Technology experts say the days of businesses storing data on physical servers in an air-conditioned closet down the hall are coming to an end. Rather than buying and maintaining expensive hardware on site, companies are turning to data centers and cloud service providers like Microsoft,, Amazon and Google.

The concept is simple enough: If information is currency, why stuff it under a mattress when you can put it someplace safe and let professionals manage it for you, making deposits and withdrawals at any time?

Yet cloud computing is a fuzzy idea to many in the business world who are reluctant to — even fearful of — embracing it.

Here are some additional George Bailey-like descriptions from Houston-area experts on a cloudy subject:

A giant table

Dayna Steele, Small-business consultant, author and speaker, Steele Media Services

Imagine the cloud is a big table on the other side of your office. Everything you need is on the table. When you need it, you go get it and bring it to your desk. When you are through, you can put it back on the table and get it anytime you want it in the future. You only have what you need on your desk at any given time. The giant table with everything you need is the cloud, and the desk is any computer you happen to be at anywhere in the world with Internet access.
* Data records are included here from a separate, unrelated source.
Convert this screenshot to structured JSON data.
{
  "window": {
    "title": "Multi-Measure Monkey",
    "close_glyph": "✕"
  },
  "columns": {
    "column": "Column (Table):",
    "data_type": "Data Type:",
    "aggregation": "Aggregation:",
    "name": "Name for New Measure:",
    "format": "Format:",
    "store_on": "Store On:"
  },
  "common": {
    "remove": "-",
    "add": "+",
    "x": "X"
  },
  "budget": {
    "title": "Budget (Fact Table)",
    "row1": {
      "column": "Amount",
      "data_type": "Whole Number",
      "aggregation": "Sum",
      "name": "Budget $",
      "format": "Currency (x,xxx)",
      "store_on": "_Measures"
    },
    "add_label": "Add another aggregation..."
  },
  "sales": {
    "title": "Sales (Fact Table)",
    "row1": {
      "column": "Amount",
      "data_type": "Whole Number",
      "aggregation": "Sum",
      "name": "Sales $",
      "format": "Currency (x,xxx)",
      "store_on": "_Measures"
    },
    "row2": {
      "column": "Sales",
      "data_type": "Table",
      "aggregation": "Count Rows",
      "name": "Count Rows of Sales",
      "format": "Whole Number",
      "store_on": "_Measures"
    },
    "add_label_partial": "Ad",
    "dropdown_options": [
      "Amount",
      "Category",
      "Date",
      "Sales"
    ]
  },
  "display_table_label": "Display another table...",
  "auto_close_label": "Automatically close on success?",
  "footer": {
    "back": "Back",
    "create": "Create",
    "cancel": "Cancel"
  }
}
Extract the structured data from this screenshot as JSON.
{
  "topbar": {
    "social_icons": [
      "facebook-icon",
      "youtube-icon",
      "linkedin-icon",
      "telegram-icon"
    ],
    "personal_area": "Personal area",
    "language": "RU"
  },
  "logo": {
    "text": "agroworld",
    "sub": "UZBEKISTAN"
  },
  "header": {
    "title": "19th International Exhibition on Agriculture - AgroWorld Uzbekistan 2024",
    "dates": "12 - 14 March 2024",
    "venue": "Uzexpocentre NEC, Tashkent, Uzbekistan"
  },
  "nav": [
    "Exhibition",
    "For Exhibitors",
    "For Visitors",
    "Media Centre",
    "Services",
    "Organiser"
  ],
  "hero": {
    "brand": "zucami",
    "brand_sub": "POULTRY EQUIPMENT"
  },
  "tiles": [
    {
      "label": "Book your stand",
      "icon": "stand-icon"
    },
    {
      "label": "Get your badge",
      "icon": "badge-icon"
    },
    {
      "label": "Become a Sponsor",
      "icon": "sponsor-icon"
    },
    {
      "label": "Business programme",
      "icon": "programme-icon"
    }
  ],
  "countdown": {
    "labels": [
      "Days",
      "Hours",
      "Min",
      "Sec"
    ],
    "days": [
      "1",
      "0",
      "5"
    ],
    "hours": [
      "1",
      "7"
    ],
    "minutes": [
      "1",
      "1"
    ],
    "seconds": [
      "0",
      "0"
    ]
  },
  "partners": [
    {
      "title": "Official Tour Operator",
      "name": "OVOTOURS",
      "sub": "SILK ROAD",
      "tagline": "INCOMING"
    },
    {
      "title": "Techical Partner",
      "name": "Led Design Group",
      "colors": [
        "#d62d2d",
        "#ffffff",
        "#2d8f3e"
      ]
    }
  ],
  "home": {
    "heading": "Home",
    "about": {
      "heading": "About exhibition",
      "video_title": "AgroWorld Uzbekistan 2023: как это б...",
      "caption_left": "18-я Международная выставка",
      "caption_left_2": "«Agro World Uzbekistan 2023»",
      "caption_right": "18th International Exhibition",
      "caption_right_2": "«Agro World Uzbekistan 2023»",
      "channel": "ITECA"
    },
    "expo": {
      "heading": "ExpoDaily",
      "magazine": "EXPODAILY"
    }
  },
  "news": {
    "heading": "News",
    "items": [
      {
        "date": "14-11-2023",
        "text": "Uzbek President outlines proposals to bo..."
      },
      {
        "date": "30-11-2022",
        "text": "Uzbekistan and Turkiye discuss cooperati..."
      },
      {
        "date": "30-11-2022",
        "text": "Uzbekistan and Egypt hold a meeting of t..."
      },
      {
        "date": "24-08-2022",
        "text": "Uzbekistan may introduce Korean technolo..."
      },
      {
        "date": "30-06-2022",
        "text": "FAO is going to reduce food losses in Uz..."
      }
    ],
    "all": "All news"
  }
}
You can always get what you need off the table.

A rental computer

Lilac Schoenbeck, Senior manager of solutions marketing for cloud computing, BMC Software Inc.

There are times when your computer runs slowly or when it isn’t sufficiently powerful to handle a certain type of calculation. For example, if you were running scientific calculations or financial calculations. Or if you were trying to play a video game that was very big.

What you’d like, then, is to borrow some of someone else’s computer. Just for a small period of time. You aren’t going to want to buy a big old computer to help you, since you don’t need it forever. You just need it in small bursts — and that whole big computer is really expensive, so you just want to rent it. Of course, you can’t really haul the thing around the world, shipping it here and there. Instead, you can connect to it when it is elsewhere. Like the Internet. You connect to your e-mail, and that’s not on your laptop. That’s elsewhere. You just have a window into it. Cloud allows people who have this need for extra computing power to rent it, using something like a browser window to create an account, ask for some power, use that power, and then give it back. And they pay for what they use.

Facebook’s Farmville

Doug Erb, Partner and cofounder, Canidium LLC

Technically speaking, cloud computing provides the opportunity to “lease” software applications. Just like Facebook’s Farmville game, users are able to experience building a farm but don’t have to buy the actual land, cattle and labor to support it.

Leasing software versus buying software allows small to midsize businesses opportunity to operate like a big business, without the expense. Cloud computing is most often used at the enterprise software levels specifically around analytics and business intelligence. Traditionally, small companies have a severe disadvantage operating and competing in multiple markets — but by taking advantage of cloud computing applications, they can leverage systems and data to their fullest capabilities to operate more strategically.

Software applications in the cloud can be leased via a usage basis or flat-fee contracts. A typical enterprise-level sales-performance management application could cost over $250,000, in addition to the hardware and IT staff required to run it. With the cloud, the only hardware required is a computer to access the internet — and the cost of the application can be reduced to under $50,000 annually.

Online banking

Bob Skiba, President, CloudReplica

The best and easiest example of cloud computing is online banking. You access the bank’s software program over the Internet, and you can track your deposits, withdrawals, pay bills, and transfer money — anytime and anywhere you can get an Internet connection.

Another great example is the various online e-mail products — Yahoo, Gmail, Microsoft Live, and others — all are accessed by the Internet. You can send and receive e-mails, anytime, anywhere. These early examples are free of charge and convenient for consumers. The cloud computing term started to take form when business-based, for-fee solutions started to emerge.